Back-to-School Likely to Cost Less

Fall spending on back-to-school supplies will tick down from its historic high in 2012, according to a survey by the National Retail Federation (NRF).



Pent-up demand and a growing population of school children put 2012 back-to-school spending over the top and left parents this year with supplies that still work and a significantly shorter shopping list, according to NRF’s poll of 5,635 consumers.

Families with school-age children will spend an average of $634.78 on apparel, shoes, supplies and electronics, down from $688.62 last year. Total spending on back-to-school and back-to-college is expected to reach $72.5 billion.

The biggest portion of back-to-school shoppers’ budgets will go toward apparel and accessories: 95% of those with school-age children will spend an average of $230.85 on fall sweaters, denim and other attire. Families will spend an average of $114.39 on shoes and an average of $90.49 on school supplies.

Fewer families with children in grades K-12 will purchase electronics (56%), and those investing in a new tablet or smartphone will spend slightly less than last year.

Eight in ten school shoppers say economic conditions will change their spending. Turning to the Internet to save money, 37% say they will do more comparative shopping online and 18.5% will shop online more often.

Almost a quarter of families (24%) with children in grades K-12 began shopping at least two months before school. Almost half (49%) will shop between three weeks and one month before school, 22% will shop one to two weeks before school, 3% will shop the week school starts and 27% will shop after the start of the season.

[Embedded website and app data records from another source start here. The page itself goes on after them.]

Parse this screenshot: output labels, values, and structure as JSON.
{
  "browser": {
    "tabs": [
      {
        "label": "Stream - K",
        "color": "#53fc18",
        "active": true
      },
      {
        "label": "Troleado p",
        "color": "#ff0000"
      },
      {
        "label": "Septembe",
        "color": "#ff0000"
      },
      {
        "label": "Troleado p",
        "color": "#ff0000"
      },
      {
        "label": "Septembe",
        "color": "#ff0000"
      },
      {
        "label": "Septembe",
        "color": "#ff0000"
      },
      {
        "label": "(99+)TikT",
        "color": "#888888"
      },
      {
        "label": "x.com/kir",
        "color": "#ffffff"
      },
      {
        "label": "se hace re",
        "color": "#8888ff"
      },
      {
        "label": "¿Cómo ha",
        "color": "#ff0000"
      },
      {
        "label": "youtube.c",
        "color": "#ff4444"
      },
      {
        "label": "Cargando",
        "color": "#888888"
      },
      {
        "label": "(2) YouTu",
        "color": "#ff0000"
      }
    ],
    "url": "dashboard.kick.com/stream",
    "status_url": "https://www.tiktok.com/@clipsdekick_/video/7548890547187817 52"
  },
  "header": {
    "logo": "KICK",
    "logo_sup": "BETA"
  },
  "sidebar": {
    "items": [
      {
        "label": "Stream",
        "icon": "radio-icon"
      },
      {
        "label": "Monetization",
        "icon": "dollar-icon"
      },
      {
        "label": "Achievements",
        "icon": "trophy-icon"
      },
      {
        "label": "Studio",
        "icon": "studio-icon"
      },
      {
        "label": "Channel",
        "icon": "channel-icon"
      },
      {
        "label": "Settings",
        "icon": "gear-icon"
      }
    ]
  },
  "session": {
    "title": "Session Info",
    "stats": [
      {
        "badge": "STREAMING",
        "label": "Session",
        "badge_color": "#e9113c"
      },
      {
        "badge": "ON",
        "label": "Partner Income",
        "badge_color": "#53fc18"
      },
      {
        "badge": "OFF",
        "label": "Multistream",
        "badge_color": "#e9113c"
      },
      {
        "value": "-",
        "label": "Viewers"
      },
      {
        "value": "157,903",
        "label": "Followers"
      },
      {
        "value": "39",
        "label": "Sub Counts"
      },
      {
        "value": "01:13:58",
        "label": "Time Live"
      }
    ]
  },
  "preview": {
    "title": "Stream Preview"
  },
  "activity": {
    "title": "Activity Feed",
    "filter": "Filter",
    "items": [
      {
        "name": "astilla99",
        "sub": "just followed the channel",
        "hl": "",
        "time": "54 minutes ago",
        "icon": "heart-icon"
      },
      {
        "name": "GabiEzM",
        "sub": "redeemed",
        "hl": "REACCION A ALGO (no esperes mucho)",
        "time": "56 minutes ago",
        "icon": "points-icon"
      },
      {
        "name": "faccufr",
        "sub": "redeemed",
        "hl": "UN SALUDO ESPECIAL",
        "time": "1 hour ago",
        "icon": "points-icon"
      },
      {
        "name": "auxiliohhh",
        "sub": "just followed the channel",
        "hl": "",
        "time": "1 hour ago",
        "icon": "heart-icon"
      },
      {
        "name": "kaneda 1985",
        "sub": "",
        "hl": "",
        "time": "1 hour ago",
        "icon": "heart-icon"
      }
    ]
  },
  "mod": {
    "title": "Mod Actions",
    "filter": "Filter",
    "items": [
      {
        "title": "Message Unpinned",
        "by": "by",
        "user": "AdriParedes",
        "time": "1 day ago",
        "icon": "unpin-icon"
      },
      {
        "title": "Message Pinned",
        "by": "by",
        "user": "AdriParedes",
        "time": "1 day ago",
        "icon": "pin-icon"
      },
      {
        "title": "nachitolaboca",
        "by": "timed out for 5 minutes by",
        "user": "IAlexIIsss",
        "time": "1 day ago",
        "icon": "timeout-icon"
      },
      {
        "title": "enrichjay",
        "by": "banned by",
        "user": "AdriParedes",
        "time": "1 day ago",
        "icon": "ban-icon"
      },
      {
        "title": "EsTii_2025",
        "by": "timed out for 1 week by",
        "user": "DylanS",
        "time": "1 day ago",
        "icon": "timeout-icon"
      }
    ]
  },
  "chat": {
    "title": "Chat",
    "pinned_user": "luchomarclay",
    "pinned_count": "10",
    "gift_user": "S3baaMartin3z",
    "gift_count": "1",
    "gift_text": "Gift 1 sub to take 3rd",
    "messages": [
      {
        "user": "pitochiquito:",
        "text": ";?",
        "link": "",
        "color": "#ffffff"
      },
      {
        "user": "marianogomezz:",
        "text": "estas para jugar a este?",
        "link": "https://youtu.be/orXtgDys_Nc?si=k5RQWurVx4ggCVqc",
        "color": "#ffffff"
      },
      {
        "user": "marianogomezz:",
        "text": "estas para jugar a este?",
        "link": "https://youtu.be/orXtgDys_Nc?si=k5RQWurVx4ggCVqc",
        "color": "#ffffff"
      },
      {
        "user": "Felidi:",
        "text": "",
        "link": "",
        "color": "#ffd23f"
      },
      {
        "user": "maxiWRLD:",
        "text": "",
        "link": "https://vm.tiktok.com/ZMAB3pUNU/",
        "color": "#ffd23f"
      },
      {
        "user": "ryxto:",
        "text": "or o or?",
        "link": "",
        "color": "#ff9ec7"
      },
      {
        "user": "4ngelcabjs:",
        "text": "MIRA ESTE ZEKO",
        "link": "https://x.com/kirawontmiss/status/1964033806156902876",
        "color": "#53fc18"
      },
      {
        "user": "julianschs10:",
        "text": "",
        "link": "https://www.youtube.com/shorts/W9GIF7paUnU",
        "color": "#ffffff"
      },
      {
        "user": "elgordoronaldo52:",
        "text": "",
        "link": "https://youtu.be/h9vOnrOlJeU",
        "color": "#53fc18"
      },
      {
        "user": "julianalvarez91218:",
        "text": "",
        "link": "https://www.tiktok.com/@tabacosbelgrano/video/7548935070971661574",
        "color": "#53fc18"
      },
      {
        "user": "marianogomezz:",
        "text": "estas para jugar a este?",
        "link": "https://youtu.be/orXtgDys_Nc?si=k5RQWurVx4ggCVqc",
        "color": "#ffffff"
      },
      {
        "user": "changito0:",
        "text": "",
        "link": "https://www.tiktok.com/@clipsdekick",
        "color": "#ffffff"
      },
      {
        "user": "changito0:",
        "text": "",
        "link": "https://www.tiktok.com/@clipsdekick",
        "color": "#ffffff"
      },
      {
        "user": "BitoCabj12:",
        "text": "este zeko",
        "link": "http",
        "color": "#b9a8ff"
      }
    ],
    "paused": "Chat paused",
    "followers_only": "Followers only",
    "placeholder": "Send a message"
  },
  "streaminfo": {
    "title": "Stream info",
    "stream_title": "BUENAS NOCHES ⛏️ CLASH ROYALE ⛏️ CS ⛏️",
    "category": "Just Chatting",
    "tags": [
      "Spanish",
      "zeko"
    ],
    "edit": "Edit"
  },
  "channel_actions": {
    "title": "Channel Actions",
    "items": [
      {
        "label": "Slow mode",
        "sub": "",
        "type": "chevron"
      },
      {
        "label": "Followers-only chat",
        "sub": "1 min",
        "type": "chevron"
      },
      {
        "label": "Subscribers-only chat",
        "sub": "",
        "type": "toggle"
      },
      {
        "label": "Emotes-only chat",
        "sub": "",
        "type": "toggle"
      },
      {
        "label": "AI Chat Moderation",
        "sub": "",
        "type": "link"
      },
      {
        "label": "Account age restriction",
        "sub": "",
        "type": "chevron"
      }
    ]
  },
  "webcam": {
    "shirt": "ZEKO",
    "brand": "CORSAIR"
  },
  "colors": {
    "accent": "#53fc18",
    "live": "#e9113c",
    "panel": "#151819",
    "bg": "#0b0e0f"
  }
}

Though most school shoppers (67%) will visit their favorite discount store for school items as they did last year, 51.5% will shop at a clothing store, 41% will shop at an office supply store, 37% will shop online and 26% will shop at an electronics store. One in five will hit their local drug store and 14% will look for goods at thrift/resale stores.

Nearly three in five parents (60%) say their children influence at least half of their back-to-school purchases. Teens will dole out an average of $30.13 of their own money and pre-teens an average of $18.45 to help shop.